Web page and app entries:
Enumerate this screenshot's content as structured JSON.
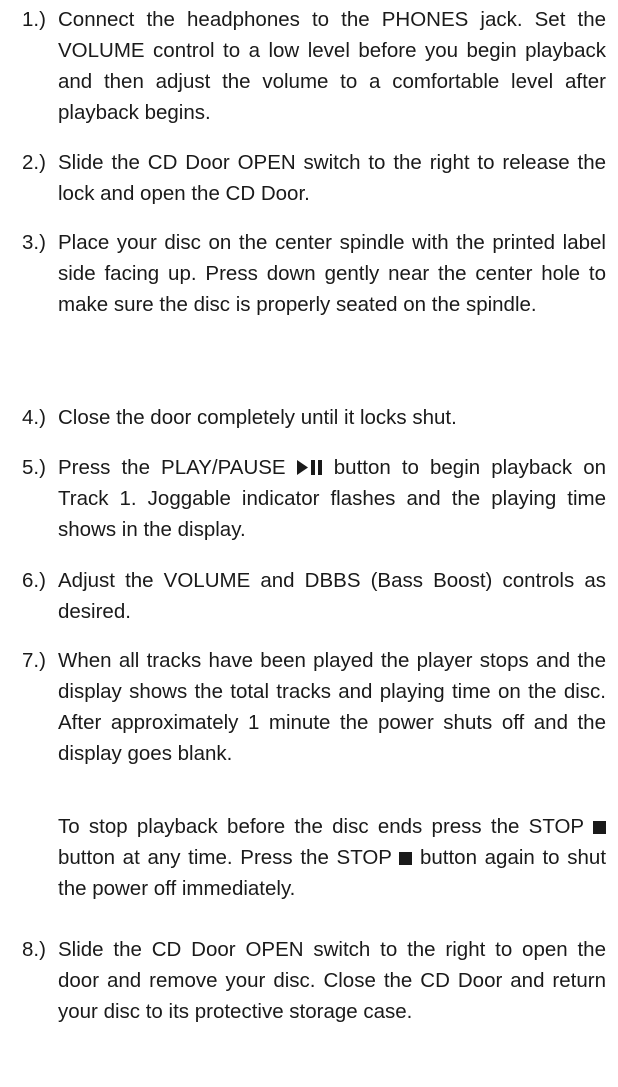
{
  "steps": [
    {
      "number": "1.)",
      "text": "Connect the headphones to the PHONES jack. Set the VOLUME control to a low level before you begin playback and then adjust the volume to a comfortable level after playback begins."
    },
    {
      "number": "2.)",
      "text": "Slide the CD Door OPEN switch to the right to release the lock and open the CD Door."
    },
    {
      "number": "3.)",
      "text": "Place your disc on the center spindle with the printed label side facing up. Press down gently near the center hole to make sure the disc is properly seated on the spindle."
    },
    {
      "number": "4.)",
      "text": "Close the door completely until it locks shut."
    },
    {
      "number": "5.)",
      "text_before_icon": "Press the PLAY/PAUSE",
      "icon": "play-pause-icon",
      "text_after_icon": "button to begin playback on Track 1. Joggable indicator flashes and the playing time shows in the display."
    },
    {
      "number": "6.)",
      "text": "Adjust the VOLUME and DBBS (Bass Boost) controls as desired."
    },
    {
      "number": "7.)",
      "text": "When all tracks have been played the player stops and the display shows the total tracks and playing time on the disc. After approximately 1 minute the power shuts off and the display goes blank.",
      "note_part1": "To stop playback before the disc ends press the STOP",
      "note_icon1": "stop-icon",
      "note_part2": "button at any time. Press the STOP",
      "note_icon2": "stop-icon",
      "note_part3": "button again to shut the power off immediately."
    },
    {
      "number": "8.)",
      "text": "Slide the CD Door OPEN switch to the right to open the door and remove your disc. Close the CD Door and return your disc to its protective storage case."
    }
  ],
  "colors": {
    "text": "#1a1a1a",
    "background": "#ffffff"
  }
}
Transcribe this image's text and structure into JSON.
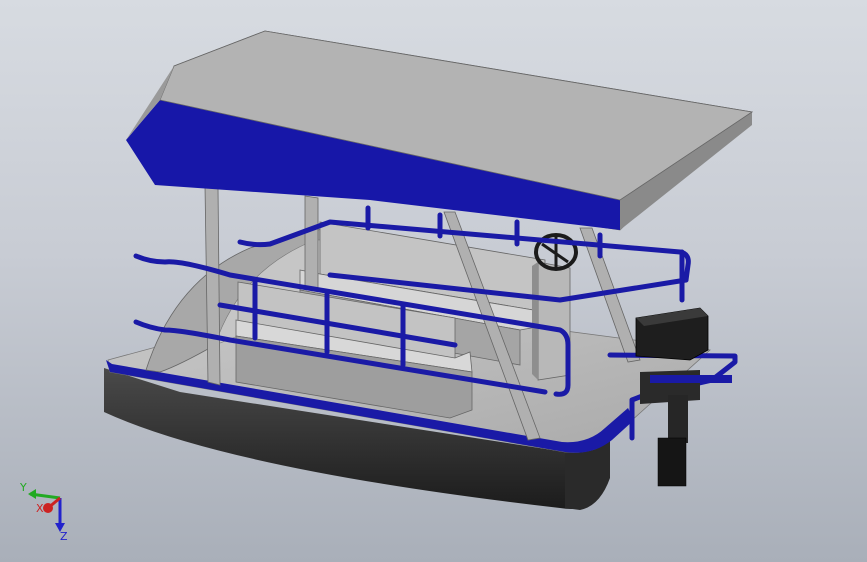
{
  "colors": {
    "background_top": "#d7dbe1",
    "background_bottom": "#a9afb9",
    "canopy_top": "#b5b5b5",
    "canopy_trim": "#1717a8",
    "rail": "#1a1aa6",
    "hull": "#3a3a3a",
    "deck": "#bcbcbc",
    "motor": "#1e1e1e"
  },
  "triad": {
    "x_label": "X",
    "y_label": "Y",
    "z_label": "Z",
    "x_color": "#cc2222",
    "y_color": "#22aa22",
    "z_color": "#2222cc"
  }
}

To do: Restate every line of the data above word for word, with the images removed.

Answer to the problem:
Enumerate this screenshot's content as structured JSON.
{
  "steps": [
    {
      "number": "1.)",
      "text": "Connect the headphones to the PHONES jack. Set the VOLUME control to a low level before you begin playback and then adjust the volume to a comfortable level after playback begins."
    },
    {
      "number": "2.)",
      "text": "Slide the CD Door OPEN switch to the right to release the lock and open the CD Door."
    },
    {
      "number": "3.)",
      "text": "Place your disc on the center spindle with the printed label side facing up. Press down gently near the center hole to make sure the disc is properly seated on the spindle."
    },
    {
      "number": "4.)",
      "text": "Close the door completely until it locks shut."
    },
    {
      "number": "5.)",
      "text_before_icon": "Press the PLAY/PAUSE",
      "icon": "play-pause-icon",
      "text_after_icon": "button to begin playback on Track 1. Joggable indicator flashes and the playing time shows in the display."
    },
    {
      "number": "6.)",
      "text": "Adjust the VOLUME and DBBS (Bass Boost) controls as desired."
    },
    {
      "number": "7.)",
      "text": "When all tracks have been played the player stops and the display shows the total tracks and playing time on the disc. After approximately 1 minute the power shuts off and the display goes blank.",
      "note_part1": "To stop playback before the disc ends press the STOP",
      "note_icon1": "stop-icon",
      "note_part2": "button at any time. Press the STOP",
      "note_icon2": "stop-icon",
      "note_part3": "button again to shut the power off immediately."
    },
    {
      "number": "8.)",
      "text": "Slide the CD Door OPEN switch to the right to open the door and remove your disc. Close the CD Door and return your disc to its protective storage case."
    }
  ],
  "colors": {
    "text": "#1a1a1a",
    "background": "#ffffff"
  }
}
Transcribe this image's text and structure into JSON.
{
  "colors": {
    "background_top": "#d7dbe1",
    "background_bottom": "#a9afb9",
    "canopy_top": "#b5b5b5",
    "canopy_trim": "#1717a8",
    "rail": "#1a1aa6",
    "hull": "#3a3a3a",
    "deck": "#bcbcbc",
    "motor": "#1e1e1e"
  },
  "triad": {
    "x_label": "X",
    "y_label": "Y",
    "z_label": "Z",
    "x_color": "#cc2222",
    "y_color": "#22aa22",
    "z_color": "#2222cc"
  }
}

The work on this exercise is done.